The New York Times ran a fascinating piece earlier this month on the use of the “Owlet Smart Sock” baby monitor in their Parenting section. (Note: I suggest a free subscription to the New York Times’ parenting newsletter, which has many relevant topics and is a great way stay up to date.) The Owlet is a device that wraps around an infant’s foot in order to monitor and record sleep patterns, oxygen levels, and the baby’s heart rate. It is just one of many such products on the market that profess to continually collect and track physiological information from a baby that a parent can access at any time from any location.
Parents set up the device in the crib and/or on the baby and connect it to an installed app on their smartphone. Through their phone or another device, they can receive continuous feedback and a video stream of what their baby is doing. This information can reassure anxious and concerned parents (aren't we all?) that their baby is continuing to breathe and provide information on respiration and oxygen levels.

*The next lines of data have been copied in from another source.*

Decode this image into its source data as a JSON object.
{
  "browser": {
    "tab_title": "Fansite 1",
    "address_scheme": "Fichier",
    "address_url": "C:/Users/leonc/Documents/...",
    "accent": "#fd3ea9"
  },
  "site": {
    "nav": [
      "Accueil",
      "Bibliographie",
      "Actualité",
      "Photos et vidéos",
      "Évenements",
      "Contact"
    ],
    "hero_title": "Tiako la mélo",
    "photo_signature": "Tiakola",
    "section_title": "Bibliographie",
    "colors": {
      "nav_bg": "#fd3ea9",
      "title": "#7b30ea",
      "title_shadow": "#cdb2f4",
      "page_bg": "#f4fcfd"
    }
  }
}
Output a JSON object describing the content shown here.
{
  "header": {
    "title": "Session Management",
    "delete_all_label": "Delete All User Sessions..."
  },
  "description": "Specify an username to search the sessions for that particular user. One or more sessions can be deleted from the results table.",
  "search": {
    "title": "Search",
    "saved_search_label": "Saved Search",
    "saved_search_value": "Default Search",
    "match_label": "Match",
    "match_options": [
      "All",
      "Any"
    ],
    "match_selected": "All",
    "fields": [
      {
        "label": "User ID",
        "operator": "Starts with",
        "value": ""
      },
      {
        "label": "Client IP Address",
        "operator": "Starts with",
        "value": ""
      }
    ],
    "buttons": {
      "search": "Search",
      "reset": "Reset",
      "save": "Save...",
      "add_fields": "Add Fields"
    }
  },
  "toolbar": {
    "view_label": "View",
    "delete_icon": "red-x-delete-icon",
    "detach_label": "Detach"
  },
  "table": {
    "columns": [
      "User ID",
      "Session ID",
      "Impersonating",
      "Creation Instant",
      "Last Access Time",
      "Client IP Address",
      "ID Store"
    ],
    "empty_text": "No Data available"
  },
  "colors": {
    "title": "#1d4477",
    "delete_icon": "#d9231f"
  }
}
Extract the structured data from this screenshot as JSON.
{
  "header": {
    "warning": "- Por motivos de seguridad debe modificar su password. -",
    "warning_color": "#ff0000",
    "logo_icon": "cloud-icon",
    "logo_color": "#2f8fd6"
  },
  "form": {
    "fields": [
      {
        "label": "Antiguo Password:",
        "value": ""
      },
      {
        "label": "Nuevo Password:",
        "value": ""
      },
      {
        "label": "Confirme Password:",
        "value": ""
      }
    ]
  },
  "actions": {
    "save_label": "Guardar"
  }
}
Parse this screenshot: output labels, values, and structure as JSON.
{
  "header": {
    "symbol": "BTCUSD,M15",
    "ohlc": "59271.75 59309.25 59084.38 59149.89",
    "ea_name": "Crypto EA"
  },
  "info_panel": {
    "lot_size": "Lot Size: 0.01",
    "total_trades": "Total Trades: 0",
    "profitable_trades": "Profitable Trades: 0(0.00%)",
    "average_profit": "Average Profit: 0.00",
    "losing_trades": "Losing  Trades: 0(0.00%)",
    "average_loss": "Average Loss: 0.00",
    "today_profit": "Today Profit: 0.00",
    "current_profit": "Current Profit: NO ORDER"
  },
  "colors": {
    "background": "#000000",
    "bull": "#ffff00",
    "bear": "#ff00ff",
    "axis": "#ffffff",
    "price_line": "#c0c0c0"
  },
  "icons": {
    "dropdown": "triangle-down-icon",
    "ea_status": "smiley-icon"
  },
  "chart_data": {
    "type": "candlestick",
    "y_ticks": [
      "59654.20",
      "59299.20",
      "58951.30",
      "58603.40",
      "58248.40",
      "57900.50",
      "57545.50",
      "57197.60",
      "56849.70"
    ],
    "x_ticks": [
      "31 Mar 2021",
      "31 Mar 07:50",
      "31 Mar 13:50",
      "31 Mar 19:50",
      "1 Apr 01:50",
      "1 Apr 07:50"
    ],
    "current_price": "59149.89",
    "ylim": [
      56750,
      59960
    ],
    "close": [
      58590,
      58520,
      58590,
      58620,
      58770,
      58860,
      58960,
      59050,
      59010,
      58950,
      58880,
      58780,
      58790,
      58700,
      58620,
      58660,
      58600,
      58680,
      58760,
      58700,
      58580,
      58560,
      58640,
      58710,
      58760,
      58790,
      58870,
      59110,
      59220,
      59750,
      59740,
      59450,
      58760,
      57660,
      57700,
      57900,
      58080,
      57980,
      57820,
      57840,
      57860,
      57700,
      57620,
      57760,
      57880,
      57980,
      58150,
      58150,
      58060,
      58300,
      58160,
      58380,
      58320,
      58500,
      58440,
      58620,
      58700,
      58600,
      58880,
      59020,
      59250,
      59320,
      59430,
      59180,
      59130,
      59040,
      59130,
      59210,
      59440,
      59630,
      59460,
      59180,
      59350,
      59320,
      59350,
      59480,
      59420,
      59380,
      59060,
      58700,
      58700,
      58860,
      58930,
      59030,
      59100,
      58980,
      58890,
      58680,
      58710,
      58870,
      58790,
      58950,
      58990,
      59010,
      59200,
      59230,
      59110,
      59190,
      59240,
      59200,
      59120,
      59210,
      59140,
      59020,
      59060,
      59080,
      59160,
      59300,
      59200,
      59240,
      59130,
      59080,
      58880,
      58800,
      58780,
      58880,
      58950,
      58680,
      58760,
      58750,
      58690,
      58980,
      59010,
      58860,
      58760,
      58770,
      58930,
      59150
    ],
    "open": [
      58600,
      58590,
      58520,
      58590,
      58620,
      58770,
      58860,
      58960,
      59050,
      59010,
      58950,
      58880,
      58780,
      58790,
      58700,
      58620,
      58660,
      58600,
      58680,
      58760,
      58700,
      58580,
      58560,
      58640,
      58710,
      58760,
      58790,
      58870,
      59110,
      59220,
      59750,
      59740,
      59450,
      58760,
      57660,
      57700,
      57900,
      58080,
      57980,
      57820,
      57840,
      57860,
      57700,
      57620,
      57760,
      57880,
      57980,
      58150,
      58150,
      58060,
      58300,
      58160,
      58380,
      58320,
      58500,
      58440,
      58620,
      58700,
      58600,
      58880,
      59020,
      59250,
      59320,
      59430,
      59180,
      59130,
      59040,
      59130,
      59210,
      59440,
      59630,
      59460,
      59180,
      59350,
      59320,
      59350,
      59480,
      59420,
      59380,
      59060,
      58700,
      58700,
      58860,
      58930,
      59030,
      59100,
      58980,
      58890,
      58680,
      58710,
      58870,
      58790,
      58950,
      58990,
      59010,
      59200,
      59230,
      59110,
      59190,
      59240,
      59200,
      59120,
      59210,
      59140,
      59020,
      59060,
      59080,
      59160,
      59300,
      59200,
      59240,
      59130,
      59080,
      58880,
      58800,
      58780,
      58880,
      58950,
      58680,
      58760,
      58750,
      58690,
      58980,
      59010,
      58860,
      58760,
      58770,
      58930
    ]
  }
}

However, researchers examining the issue of infant vital sign sensors and connected apps to monitor the health and wellness of a baby have found that the use of such products may very well increase anxiety among parents rather than decrease it. “The emerging market of smartphone-integrated infant physiologic monitors” published in the January 2017 issue of The Journal of the American Medical Association (JAMA) found that there are no medical indications for use of such monitors. They also note that the devices have not been evaluated properly and there have been no appropriate guidelines established. There is no evidence that any of these products have life-saving capabilities and on the contrary, there is potential for harm if they are used by families.
Case in point: In early September, the Owlet smartphone app stopped communicating with the device when the manufacturer pushed out an app update and their servers crashed. Parents were suddenly no longer able to “see” their baby’s status. Frustration, panic, and increased anxiety ensued, both at the lack of information and the inability to continue to track their baby’s status as a live stream. Social media platforms were bombarded with anxious and concerned parents stating their unhappiness at “false alarms” and the failure of the product to work as indicated.
Products like this create a false sense of trust that the product is working correctly and that baby is well. It also encourages a level of monitoring that increases stress and concern for parents. In my childbirth classes, parents ask about these devices all the time. I tell parents that if there is concern about baby's health and well being, baby's health care provider will provide guidance on the appropriate tools to use to monitor baby's health and safety. Unless parents are advised by a health care provider, products like this have been shown to perform unreliably (providing false positives and false negatives) and therefore increase stress and anxiety in those who are using them.
As a birth doula, I have observed a parent using this product. During a two-hour postpartum visit, they ran upstairs to the napping baby’s room several times to respond to an alert they received on their phone about baby’s oxygenation levels. This anxious parent was constantly on the move, double-checking an untested device. If anxiety reaches this level, it's best to meet with your baby's care provider to start a discussion about baby's health and how best to monitor their safety.
For now, experts believe that mass marketed at-home infant/baby monitoring products still need more regulatory guidance and research to evaluate them for safety, accuracy, and effectiveness before being recommended to families.
Bonafide, C. P., Jamison, D. T., & Foglia, E. E. (2017). The emerging market of smartphone-integrated infant physiologic monitors. Jama, 317(4), 353-354.